→ Material provided:
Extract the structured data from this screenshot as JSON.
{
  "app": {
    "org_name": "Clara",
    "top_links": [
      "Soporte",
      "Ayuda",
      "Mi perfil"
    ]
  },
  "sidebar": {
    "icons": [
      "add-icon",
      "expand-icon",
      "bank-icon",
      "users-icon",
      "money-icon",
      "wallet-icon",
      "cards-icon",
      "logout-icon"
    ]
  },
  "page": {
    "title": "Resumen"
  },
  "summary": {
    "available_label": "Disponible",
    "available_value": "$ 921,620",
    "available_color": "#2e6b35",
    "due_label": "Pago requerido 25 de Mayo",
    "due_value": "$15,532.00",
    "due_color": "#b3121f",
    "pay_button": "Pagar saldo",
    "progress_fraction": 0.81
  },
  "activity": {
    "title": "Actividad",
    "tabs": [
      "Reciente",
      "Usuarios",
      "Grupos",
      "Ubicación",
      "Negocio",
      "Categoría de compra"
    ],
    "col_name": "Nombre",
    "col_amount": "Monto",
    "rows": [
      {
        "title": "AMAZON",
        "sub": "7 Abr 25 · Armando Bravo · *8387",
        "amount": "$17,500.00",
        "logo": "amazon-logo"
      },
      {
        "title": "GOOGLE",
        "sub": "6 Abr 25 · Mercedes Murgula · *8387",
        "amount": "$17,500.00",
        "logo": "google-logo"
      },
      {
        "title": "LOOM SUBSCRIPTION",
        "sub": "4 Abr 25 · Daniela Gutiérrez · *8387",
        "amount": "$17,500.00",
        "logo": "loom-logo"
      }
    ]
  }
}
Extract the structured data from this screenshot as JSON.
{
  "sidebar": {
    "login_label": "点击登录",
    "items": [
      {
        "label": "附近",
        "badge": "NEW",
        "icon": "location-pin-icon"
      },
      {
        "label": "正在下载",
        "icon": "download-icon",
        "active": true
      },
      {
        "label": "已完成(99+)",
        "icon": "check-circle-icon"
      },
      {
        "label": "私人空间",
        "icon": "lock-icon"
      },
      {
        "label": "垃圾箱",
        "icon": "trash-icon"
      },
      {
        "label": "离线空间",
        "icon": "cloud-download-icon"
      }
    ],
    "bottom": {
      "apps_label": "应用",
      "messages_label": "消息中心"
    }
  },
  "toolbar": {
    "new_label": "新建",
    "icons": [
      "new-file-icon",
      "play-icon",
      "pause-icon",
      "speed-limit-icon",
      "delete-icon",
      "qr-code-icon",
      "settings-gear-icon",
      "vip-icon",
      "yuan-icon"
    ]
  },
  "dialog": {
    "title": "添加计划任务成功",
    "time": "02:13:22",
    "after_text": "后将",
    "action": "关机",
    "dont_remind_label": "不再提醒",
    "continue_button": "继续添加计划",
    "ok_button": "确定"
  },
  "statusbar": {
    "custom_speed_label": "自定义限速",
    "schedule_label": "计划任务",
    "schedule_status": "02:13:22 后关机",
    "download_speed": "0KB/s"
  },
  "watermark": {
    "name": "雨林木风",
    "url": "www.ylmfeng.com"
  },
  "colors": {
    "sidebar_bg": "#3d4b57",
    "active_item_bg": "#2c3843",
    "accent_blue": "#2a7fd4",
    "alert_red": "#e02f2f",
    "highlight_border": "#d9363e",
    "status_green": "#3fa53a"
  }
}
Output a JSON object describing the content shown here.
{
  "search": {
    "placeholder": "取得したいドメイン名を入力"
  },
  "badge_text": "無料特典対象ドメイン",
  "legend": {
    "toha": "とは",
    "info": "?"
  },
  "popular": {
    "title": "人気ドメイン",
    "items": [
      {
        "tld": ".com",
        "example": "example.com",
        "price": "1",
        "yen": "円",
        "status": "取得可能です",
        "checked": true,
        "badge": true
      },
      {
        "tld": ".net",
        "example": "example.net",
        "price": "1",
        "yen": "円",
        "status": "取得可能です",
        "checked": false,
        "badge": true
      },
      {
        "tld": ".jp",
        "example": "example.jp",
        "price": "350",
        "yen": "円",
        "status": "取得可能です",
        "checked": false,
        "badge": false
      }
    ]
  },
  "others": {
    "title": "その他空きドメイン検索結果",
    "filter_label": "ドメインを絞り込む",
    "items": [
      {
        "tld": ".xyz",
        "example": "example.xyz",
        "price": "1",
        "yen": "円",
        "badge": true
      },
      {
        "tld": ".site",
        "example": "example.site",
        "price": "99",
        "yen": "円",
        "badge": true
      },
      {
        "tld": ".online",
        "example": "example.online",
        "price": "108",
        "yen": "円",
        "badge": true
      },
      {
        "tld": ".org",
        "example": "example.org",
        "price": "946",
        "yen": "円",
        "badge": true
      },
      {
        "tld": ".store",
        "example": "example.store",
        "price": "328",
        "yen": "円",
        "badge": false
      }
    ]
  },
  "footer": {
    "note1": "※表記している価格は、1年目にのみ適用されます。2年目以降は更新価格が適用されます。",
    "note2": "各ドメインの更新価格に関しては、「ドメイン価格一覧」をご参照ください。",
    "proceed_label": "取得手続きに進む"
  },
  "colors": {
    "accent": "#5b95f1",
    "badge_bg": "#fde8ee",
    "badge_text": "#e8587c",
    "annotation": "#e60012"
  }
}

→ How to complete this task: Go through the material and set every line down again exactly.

→ Answer space:
Extract the structured data from this screenshot as JSON.
{
  "app": {
    "org_name": "Clara",
    "top_links": [
      "Soporte",
      "Ayuda",
      "Mi perfil"
    ]
  },
  "sidebar": {
    "icons": [
      "add-icon",
      "expand-icon",
      "bank-icon",
      "users-icon",
      "money-icon",
      "wallet-icon",
      "cards-icon",
      "logout-icon"
    ]
  },
  "page": {
    "title": "Resumen"
  },
  "summary": {
    "available_label": "Disponible",
    "available_value": "$ 921,620",
    "available_color": "#2e6b35",
    "due_label": "Pago requerido 25 de Mayo",
    "due_value": "$15,532.00",
    "due_color": "#b3121f",
    "pay_button": "Pagar saldo",
    "progress_fraction": 0.81
  },
  "activity": {
    "title": "Actividad",
    "tabs": [
      "Reciente",
      "Usuarios",
      "Grupos",
      "Ubicación",
      "Negocio",
      "Categoría de compra"
    ],
    "col_name": "Nombre",
    "col_amount": "Monto",
    "rows": [
      {
        "title": "AMAZON",
        "sub": "7 Abr 25 · Armando Bravo · *8387",
        "amount": "$17,500.00",
        "logo": "amazon-logo"
      },
      {
        "title": "GOOGLE",
        "sub": "6 Abr 25 · Mercedes Murgula · *8387",
        "amount": "$17,500.00",
        "logo": "google-logo"
      },
      {
        "title": "LOOM SUBSCRIPTION",
        "sub": "4 Abr 25 · Daniela Gutiérrez · *8387",
        "amount": "$17,500.00",
        "logo": "loom-logo"
      }
    ]
  }
}
Extract the structured data from this screenshot as JSON.
{
  "sidebar": {
    "login_label": "点击登录",
    "items": [
      {
        "label": "附近",
        "badge": "NEW",
        "icon": "location-pin-icon"
      },
      {
        "label": "正在下载",
        "icon": "download-icon",
        "active": true
      },
      {
        "label": "已完成(99+)",
        "icon": "check-circle-icon"
      },
      {
        "label": "私人空间",
        "icon": "lock-icon"
      },
      {
        "label": "垃圾箱",
        "icon": "trash-icon"
      },
      {
        "label": "离线空间",
        "icon": "cloud-download-icon"
      }
    ],
    "bottom": {
      "apps_label": "应用",
      "messages_label": "消息中心"
    }
  },
  "toolbar": {
    "new_label": "新建",
    "icons": [
      "new-file-icon",
      "play-icon",
      "pause-icon",
      "speed-limit-icon",
      "delete-icon",
      "qr-code-icon",
      "settings-gear-icon",
      "vip-icon",
      "yuan-icon"
    ]
  },
  "dialog": {
    "title": "添加计划任务成功",
    "time": "02:13:22",
    "after_text": "后将",
    "action": "关机",
    "dont_remind_label": "不再提醒",
    "continue_button": "继续添加计划",
    "ok_button": "确定"
  },
  "statusbar": {
    "custom_speed_label": "自定义限速",
    "schedule_label": "计划任务",
    "schedule_status": "02:13:22 后关机",
    "download_speed": "0KB/s"
  },
  "watermark": {
    "name": "雨林木风",
    "url": "www.ylmfeng.com"
  },
  "colors": {
    "sidebar_bg": "#3d4b57",
    "active_item_bg": "#2c3843",
    "accent_blue": "#2a7fd4",
    "alert_red": "#e02f2f",
    "highlight_border": "#d9363e",
    "status_green": "#3fa53a"
  }
}
Output a JSON object describing the content shown here.
{
  "search": {
    "placeholder": "取得したいドメイン名を入力"
  },
  "badge_text": "無料特典対象ドメイン",
  "legend": {
    "toha": "とは",
    "info": "?"
  },
  "popular": {
    "title": "人気ドメイン",
    "items": [
      {
        "tld": ".com",
        "example": "example.com",
        "price": "1",
        "yen": "円",
        "status": "取得可能です",
        "checked": true,
        "badge": true
      },
      {
        "tld": ".net",
        "example": "example.net",
        "price": "1",
        "yen": "円",
        "status": "取得可能です",
        "checked": false,
        "badge": true
      },
      {
        "tld": ".jp",
        "example": "example.jp",
        "price": "350",
        "yen": "円",
        "status": "取得可能です",
        "checked": false,
        "badge": false
      }
    ]
  },
  "others": {
    "title": "その他空きドメイン検索結果",
    "filter_label": "ドメインを絞り込む",
    "items": [
      {
        "tld": ".xyz",
        "example": "example.xyz",
        "price": "1",
        "yen": "円",
        "badge": true
      },
      {
        "tld": ".site",
        "example": "example.site",
        "price": "99",
        "yen": "円",
        "badge": true
      },
      {
        "tld": ".online",
        "example": "example.online",
        "price": "108",
        "yen": "円",
        "badge": true
      },
      {
        "tld": ".org",
        "example": "example.org",
        "price": "946",
        "yen": "円",
        "badge": true
      },
      {
        "tld": ".store",
        "example": "example.store",
        "price": "328",
        "yen": "円",
        "badge": false
      }
    ]
  },
  "footer": {
    "note1": "※表記している価格は、1年目にのみ適用されます。2年目以降は更新価格が適用されます。",
    "note2": "各ドメインの更新価格に関しては、「ドメイン価格一覧」をご参照ください。",
    "proceed_label": "取得手続きに進む"
  },
  "colors": {
    "accent": "#5b95f1",
    "badge_bg": "#fde8ee",
    "badge_text": "#e8587c",
    "annotation": "#e60012"
  }
}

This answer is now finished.